It was actually a couple of months ago, but the publicity machine is just now gearing up to mark the forty-fifth anniversary of Bob Seger and The Silver Bullet Band’s Live Bullet album. Recorded in 1975 in front of a raucous hometown crowd at Detroit’s Cobo Hall and released in 1976, the album was Seger’s first to make a lasting national impact, laying the foundation for 1977’s Night Moves which marked Seger’s leap to lasting stardom.
Seger’s story is one of perseverance. He made a mild splash when first introduced to the public at large under the Bob Seger System moniker when the title track of Ramblin’ Gamblin’ Man, his debut album, briefly broke into the Top 20 in 1969. Subsequent efforts failed to gain notice, with both singles and albums routinely flopping. Seger had a loyal following in Detroit and other Midwest locations, but elsewhere was nothing more than a barely tolerated opening act – if even that much.
A not inconsiderable part of why Seger spent years toiling away before breaking through was that he was the musical equivalent of flyover country before the term had been invented. His music was gritty, bar-band rock, with occasional flavorings of Motown soul and an utter disdain for whatever trends were in vogue at the time.

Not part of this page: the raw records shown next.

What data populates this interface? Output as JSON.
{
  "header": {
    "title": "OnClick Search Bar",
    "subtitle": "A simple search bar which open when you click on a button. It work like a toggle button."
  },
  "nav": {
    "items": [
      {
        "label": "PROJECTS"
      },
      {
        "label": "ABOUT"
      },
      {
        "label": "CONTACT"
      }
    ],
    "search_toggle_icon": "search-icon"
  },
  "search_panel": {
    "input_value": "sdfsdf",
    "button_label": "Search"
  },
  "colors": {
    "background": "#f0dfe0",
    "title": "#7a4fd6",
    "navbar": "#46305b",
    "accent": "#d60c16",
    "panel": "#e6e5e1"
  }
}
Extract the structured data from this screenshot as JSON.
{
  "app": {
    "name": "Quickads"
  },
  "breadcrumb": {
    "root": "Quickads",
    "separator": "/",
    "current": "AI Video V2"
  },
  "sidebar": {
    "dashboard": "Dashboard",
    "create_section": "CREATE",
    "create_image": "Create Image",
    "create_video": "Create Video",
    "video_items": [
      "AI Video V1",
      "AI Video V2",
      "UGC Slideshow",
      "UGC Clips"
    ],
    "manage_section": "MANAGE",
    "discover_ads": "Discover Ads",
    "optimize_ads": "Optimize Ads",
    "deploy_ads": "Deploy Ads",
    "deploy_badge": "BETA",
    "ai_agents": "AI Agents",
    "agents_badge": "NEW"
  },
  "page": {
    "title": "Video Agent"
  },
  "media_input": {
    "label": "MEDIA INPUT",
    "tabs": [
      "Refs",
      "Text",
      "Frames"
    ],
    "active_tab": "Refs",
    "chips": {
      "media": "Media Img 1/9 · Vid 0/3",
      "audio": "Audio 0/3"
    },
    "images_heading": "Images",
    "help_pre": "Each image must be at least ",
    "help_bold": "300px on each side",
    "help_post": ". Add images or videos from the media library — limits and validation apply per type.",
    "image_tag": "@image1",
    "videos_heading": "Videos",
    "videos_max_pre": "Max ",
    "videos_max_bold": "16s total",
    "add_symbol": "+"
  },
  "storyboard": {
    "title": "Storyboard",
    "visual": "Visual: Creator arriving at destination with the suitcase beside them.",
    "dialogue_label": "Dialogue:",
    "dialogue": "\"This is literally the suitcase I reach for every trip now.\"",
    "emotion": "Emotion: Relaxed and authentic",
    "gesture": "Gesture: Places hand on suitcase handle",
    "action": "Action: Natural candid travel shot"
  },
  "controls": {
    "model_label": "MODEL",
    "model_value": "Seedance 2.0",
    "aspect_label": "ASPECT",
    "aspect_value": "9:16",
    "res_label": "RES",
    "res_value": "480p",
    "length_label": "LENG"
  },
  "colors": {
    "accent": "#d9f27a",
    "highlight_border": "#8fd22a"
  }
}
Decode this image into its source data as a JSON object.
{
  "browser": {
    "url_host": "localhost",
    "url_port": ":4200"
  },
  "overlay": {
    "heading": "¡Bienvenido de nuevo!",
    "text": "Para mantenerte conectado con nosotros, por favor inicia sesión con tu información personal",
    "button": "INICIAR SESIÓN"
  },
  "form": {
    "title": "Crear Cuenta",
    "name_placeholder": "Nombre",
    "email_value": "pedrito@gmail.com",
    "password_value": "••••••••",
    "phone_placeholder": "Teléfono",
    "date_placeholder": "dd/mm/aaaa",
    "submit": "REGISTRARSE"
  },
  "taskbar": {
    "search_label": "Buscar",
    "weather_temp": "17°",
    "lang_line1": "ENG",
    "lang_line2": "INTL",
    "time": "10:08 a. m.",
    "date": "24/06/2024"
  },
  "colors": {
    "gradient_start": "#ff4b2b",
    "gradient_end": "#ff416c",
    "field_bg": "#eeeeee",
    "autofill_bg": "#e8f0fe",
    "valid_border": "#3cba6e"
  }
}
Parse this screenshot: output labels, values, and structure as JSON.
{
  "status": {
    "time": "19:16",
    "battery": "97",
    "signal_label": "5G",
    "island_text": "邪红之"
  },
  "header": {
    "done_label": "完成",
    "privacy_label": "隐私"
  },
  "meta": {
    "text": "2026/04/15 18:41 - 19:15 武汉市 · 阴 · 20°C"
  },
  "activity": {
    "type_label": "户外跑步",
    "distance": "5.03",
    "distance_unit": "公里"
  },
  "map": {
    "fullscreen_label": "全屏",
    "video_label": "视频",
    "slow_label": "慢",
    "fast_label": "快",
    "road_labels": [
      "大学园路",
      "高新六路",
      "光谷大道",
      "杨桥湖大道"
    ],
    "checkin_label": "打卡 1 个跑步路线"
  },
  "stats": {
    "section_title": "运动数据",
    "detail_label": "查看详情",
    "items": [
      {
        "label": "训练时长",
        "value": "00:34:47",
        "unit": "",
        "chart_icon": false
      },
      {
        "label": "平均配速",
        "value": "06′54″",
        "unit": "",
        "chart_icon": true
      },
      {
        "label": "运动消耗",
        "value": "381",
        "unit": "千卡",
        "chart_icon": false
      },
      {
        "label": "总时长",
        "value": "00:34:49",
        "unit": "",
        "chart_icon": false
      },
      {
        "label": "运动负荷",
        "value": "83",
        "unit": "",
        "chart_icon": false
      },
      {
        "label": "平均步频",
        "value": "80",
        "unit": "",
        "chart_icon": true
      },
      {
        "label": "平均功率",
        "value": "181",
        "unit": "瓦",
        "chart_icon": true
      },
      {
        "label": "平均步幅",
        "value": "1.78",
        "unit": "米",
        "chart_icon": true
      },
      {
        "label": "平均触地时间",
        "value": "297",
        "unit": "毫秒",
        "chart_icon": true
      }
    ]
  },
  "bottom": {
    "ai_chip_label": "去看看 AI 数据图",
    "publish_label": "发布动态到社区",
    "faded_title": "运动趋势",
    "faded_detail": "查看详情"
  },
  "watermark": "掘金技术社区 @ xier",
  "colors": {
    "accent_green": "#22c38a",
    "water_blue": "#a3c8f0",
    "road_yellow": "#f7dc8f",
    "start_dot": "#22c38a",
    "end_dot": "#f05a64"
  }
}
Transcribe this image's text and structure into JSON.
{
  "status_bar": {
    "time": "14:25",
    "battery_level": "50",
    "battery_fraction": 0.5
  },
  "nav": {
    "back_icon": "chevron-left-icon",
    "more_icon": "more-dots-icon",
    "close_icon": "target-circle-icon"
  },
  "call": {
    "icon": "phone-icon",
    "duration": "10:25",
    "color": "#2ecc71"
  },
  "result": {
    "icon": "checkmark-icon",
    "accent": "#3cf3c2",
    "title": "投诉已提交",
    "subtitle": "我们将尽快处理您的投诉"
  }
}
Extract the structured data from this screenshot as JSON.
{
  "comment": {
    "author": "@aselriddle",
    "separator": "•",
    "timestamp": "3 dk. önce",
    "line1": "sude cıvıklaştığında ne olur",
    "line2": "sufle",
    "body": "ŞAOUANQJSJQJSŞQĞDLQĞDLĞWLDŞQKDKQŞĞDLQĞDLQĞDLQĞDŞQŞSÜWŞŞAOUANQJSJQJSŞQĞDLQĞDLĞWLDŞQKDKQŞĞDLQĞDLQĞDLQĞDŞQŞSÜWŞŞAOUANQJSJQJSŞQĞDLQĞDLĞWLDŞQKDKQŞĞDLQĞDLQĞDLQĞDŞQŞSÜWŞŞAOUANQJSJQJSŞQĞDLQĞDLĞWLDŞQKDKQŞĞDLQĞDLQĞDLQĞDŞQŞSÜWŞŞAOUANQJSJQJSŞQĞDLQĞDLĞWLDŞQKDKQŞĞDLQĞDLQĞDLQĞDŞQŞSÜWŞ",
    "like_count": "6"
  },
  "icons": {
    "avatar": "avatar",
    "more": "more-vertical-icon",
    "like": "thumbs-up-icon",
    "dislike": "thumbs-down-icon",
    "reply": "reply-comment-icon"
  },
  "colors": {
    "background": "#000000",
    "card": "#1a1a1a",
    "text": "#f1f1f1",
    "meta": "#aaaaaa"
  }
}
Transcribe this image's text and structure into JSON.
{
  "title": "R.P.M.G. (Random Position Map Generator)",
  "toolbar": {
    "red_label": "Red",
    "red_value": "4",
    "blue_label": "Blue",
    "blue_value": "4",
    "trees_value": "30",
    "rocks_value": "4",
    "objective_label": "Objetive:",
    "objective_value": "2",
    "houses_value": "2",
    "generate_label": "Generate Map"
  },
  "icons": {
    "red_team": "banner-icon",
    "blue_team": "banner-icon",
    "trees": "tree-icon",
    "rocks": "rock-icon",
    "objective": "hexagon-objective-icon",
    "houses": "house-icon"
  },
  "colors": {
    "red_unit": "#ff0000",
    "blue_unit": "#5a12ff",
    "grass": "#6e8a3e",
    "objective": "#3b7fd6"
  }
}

There was nothing of interest for the New York City, San Francisco, or Los Angeles rock snobs in Seger’s sound. It was heartland rock, a genre Seger didn’t necessarily invent but certainly came to embody — something to be snubbed by those who had long ago packed away their hearts in favor of pseudo-intellectualism when it came to rock’n’roll.
Then came Live Bullet. It was the follow-up to 1975’s Beautiful Loser, which like its predecessors failed to gather any general interest. However, Seger’s record label had the notion that maybe if they could capture Seger and band in their natural element, i.e. on stage, in front of his crowd perhaps some of the power would come through on vinyl. Thus Live Bullet was born.
The plan worked. Although not a massive hit, the album made it into the Top 40 of the album charts, sales spurred by massive FM airplay for several tracks including “Turn The Page” and the “Travelin’ Man/Beautiful Loser” medley. While it didn’t reach the stratospheric heights of another live album released earlier in 1976 (some obscure LP titled Frampton Comes Alive), Seger was finally on the national radar. Later in 1976 he released Night Moves, and the rest is platinum albums and sold out arenas history.
Seger, even during his lengthy heyday, remained rather unfashionable. He was the soundtrack for the brews and bruised crowd, partying in one song and singing of midlife ruminations and regrets over youthful adventures the next. Seger struck a chord with the blue-collar world that Bruce Springsteen, despite all his overtures to same, never captured. Seger never talked down America and with rare exceptions kept his politics to himself, or at the least out of his music.
Listening to Live Bullet in hindsight reveals an artist reaching the peak of his creative powers. Regrettably, much of Seger’s earlier work remains frustratingly unavailable. But there is Live Bullet. It remains the perfect album for late at night, with the world’s cares tucked away for the evening.
Nostalgia? Perhaps, although as noted above, Seger’s music has always been laced with the fine art of looking back without becoming stuck in the past. It’s Seger, not Springsteen, who is the quintessential American rocker. As his career comes to a natural close — he has already stated he will not tour again — Live Bullet stands not only as an outstanding document of “this is how it’s done, kids,” but also a terrific reminder of when he, and we, were the young, blue-collar lions.